[Dataset entries]
◇ ◇ ◇ ◇ ◇ ◇ ◇
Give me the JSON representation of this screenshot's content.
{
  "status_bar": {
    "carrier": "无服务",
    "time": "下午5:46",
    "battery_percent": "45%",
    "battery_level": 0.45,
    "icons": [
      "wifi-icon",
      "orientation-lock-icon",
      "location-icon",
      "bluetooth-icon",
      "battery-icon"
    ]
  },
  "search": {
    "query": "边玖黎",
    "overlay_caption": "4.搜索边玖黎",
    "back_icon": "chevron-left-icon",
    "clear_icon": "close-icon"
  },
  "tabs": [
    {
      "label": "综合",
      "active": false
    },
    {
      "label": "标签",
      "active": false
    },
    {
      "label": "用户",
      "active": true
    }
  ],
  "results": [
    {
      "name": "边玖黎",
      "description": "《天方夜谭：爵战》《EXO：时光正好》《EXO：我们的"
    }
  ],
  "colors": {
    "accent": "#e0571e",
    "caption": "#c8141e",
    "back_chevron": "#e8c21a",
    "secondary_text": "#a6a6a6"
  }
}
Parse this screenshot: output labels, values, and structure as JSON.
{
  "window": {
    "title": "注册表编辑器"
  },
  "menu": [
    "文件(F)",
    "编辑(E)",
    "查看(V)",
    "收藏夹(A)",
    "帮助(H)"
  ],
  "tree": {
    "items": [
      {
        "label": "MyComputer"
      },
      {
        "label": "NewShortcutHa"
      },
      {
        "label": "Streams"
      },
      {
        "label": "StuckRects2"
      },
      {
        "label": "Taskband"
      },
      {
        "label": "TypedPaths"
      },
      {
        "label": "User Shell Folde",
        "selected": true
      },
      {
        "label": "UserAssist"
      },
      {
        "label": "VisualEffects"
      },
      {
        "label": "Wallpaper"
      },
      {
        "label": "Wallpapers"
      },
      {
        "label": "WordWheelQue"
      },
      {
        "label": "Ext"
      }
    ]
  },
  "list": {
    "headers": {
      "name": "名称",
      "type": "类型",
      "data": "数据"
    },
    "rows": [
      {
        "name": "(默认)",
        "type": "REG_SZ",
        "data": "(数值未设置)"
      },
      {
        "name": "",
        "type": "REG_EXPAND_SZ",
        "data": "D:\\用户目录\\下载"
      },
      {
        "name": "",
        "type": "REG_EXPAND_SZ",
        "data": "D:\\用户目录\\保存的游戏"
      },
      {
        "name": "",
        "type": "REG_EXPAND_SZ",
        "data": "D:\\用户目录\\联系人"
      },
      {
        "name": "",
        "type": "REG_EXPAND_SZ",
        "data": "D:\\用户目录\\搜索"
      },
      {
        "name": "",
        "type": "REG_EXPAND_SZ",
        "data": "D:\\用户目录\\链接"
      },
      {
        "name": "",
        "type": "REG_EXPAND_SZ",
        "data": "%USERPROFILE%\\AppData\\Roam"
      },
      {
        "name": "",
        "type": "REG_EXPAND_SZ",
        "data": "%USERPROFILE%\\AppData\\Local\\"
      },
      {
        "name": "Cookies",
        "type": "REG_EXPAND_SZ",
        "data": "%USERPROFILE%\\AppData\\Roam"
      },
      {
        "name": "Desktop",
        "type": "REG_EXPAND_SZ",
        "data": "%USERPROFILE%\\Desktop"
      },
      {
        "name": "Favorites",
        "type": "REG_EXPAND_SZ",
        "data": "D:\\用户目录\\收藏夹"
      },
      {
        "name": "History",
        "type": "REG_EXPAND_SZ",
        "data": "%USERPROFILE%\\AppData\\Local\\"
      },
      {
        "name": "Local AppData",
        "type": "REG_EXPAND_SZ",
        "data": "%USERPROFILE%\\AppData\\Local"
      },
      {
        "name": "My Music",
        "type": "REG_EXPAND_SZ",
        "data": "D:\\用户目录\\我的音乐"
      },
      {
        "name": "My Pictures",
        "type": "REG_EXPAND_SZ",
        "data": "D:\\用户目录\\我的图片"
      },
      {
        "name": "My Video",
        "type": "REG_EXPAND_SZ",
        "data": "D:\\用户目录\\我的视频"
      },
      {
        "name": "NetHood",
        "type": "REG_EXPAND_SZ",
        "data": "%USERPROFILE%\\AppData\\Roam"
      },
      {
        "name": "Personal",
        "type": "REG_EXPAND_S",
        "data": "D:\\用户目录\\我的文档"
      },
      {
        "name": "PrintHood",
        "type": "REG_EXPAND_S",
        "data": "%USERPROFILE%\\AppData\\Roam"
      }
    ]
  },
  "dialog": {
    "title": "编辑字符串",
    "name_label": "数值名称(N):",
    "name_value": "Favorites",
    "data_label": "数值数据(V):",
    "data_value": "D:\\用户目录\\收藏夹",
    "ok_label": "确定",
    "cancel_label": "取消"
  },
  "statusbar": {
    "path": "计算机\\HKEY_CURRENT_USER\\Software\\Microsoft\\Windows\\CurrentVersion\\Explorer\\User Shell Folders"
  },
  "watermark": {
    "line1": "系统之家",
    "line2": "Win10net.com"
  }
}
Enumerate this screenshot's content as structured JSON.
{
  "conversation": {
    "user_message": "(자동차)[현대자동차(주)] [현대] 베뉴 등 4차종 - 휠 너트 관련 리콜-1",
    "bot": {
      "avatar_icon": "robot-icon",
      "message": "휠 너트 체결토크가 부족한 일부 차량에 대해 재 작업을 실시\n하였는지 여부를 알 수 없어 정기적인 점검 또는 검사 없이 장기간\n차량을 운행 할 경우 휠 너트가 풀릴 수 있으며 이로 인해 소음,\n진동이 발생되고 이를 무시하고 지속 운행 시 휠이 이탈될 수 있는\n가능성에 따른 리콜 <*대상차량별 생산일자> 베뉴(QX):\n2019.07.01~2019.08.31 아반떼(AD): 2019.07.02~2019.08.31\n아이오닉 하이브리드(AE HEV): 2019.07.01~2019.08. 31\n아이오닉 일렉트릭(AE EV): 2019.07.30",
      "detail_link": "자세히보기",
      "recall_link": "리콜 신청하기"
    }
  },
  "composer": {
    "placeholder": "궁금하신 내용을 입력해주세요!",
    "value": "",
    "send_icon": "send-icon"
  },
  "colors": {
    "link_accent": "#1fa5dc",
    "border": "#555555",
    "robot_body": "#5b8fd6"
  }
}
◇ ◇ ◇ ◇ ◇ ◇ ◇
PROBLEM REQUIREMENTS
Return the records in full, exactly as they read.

PROBLEM SOLUTION
Give me the JSON representation of this screenshot's content.
{
  "status_bar": {
    "carrier": "无服务",
    "time": "下午5:46",
    "battery_percent": "45%",
    "battery_level": 0.45,
    "icons": [
      "wifi-icon",
      "orientation-lock-icon",
      "location-icon",
      "bluetooth-icon",
      "battery-icon"
    ]
  },
  "search": {
    "query": "边玖黎",
    "overlay_caption": "4.搜索边玖黎",
    "back_icon": "chevron-left-icon",
    "clear_icon": "close-icon"
  },
  "tabs": [
    {
      "label": "综合",
      "active": false
    },
    {
      "label": "标签",
      "active": false
    },
    {
      "label": "用户",
      "active": true
    }
  ],
  "results": [
    {
      "name": "边玖黎",
      "description": "《天方夜谭：爵战》《EXO：时光正好》《EXO：我们的"
    }
  ],
  "colors": {
    "accent": "#e0571e",
    "caption": "#c8141e",
    "back_chevron": "#e8c21a",
    "secondary_text": "#a6a6a6"
  }
}
Parse this screenshot: output labels, values, and structure as JSON.
{
  "window": {
    "title": "注册表编辑器"
  },
  "menu": [
    "文件(F)",
    "编辑(E)",
    "查看(V)",
    "收藏夹(A)",
    "帮助(H)"
  ],
  "tree": {
    "items": [
      {
        "label": "MyComputer"
      },
      {
        "label": "NewShortcutHa"
      },
      {
        "label": "Streams"
      },
      {
        "label": "StuckRects2"
      },
      {
        "label": "Taskband"
      },
      {
        "label": "TypedPaths"
      },
      {
        "label": "User Shell Folde",
        "selected": true
      },
      {
        "label": "UserAssist"
      },
      {
        "label": "VisualEffects"
      },
      {
        "label": "Wallpaper"
      },
      {
        "label": "Wallpapers"
      },
      {
        "label": "WordWheelQue"
      },
      {
        "label": "Ext"
      }
    ]
  },
  "list": {
    "headers": {
      "name": "名称",
      "type": "类型",
      "data": "数据"
    },
    "rows": [
      {
        "name": "(默认)",
        "type": "REG_SZ",
        "data": "(数值未设置)"
      },
      {
        "name": "",
        "type": "REG_EXPAND_SZ",
        "data": "D:\\用户目录\\下载"
      },
      {
        "name": "",
        "type": "REG_EXPAND_SZ",
        "data": "D:\\用户目录\\保存的游戏"
      },
      {
        "name": "",
        "type": "REG_EXPAND_SZ",
        "data": "D:\\用户目录\\联系人"
      },
      {
        "name": "",
        "type": "REG_EXPAND_SZ",
        "data": "D:\\用户目录\\搜索"
      },
      {
        "name": "",
        "type": "REG_EXPAND_SZ",
        "data": "D:\\用户目录\\链接"
      },
      {
        "name": "",
        "type": "REG_EXPAND_SZ",
        "data": "%USERPROFILE%\\AppData\\Roam"
      },
      {
        "name": "",
        "type": "REG_EXPAND_SZ",
        "data": "%USERPROFILE%\\AppData\\Local\\"
      },
      {
        "name": "Cookies",
        "type": "REG_EXPAND_SZ",
        "data": "%USERPROFILE%\\AppData\\Roam"
      },
      {
        "name": "Desktop",
        "type": "REG_EXPAND_SZ",
        "data": "%USERPROFILE%\\Desktop"
      },
      {
        "name": "Favorites",
        "type": "REG_EXPAND_SZ",
        "data": "D:\\用户目录\\收藏夹"
      },
      {
        "name": "History",
        "type": "REG_EXPAND_SZ",
        "data": "%USERPROFILE%\\AppData\\Local\\"
      },
      {
        "name": "Local AppData",
        "type": "REG_EXPAND_SZ",
        "data": "%USERPROFILE%\\AppData\\Local"
      },
      {
        "name": "My Music",
        "type": "REG_EXPAND_SZ",
        "data": "D:\\用户目录\\我的音乐"
      },
      {
        "name": "My Pictures",
        "type": "REG_EXPAND_SZ",
        "data": "D:\\用户目录\\我的图片"
      },
      {
        "name": "My Video",
        "type": "REG_EXPAND_SZ",
        "data": "D:\\用户目录\\我的视频"
      },
      {
        "name": "NetHood",
        "type": "REG_EXPAND_SZ",
        "data": "%USERPROFILE%\\AppData\\Roam"
      },
      {
        "name": "Personal",
        "type": "REG_EXPAND_S",
        "data": "D:\\用户目录\\我的文档"
      },
      {
        "name": "PrintHood",
        "type": "REG_EXPAND_S",
        "data": "%USERPROFILE%\\AppData\\Roam"
      }
    ]
  },
  "dialog": {
    "title": "编辑字符串",
    "name_label": "数值名称(N):",
    "name_value": "Favorites",
    "data_label": "数值数据(V):",
    "data_value": "D:\\用户目录\\收藏夹",
    "ok_label": "确定",
    "cancel_label": "取消"
  },
  "statusbar": {
    "path": "计算机\\HKEY_CURRENT_USER\\Software\\Microsoft\\Windows\\CurrentVersion\\Explorer\\User Shell Folders"
  },
  "watermark": {
    "line1": "系统之家",
    "line2": "Win10net.com"
  }
}
Enumerate this screenshot's content as structured JSON.
{
  "conversation": {
    "user_message": "(자동차)[현대자동차(주)] [현대] 베뉴 등 4차종 - 휠 너트 관련 리콜-1",
    "bot": {
      "avatar_icon": "robot-icon",
      "message": "휠 너트 체결토크가 부족한 일부 차량에 대해 재 작업을 실시\n하였는지 여부를 알 수 없어 정기적인 점검 또는 검사 없이 장기간\n차량을 운행 할 경우 휠 너트가 풀릴 수 있으며 이로 인해 소음,\n진동이 발생되고 이를 무시하고 지속 운행 시 휠이 이탈될 수 있는\n가능성에 따른 리콜 <*대상차량별 생산일자> 베뉴(QX):\n2019.07.01~2019.08.31 아반떼(AD): 2019.07.02~2019.08.31\n아이오닉 하이브리드(AE HEV): 2019.07.01~2019.08. 31\n아이오닉 일렉트릭(AE EV): 2019.07.30",
      "detail_link": "자세히보기",
      "recall_link": "리콜 신청하기"
    }
  },
  "composer": {
    "placeholder": "궁금하신 내용을 입력해주세요!",
    "value": "",
    "send_icon": "send-icon"
  },
  "colors": {
    "link_accent": "#1fa5dc",
    "border": "#555555",
    "robot_body": "#5b8fd6"
  }
}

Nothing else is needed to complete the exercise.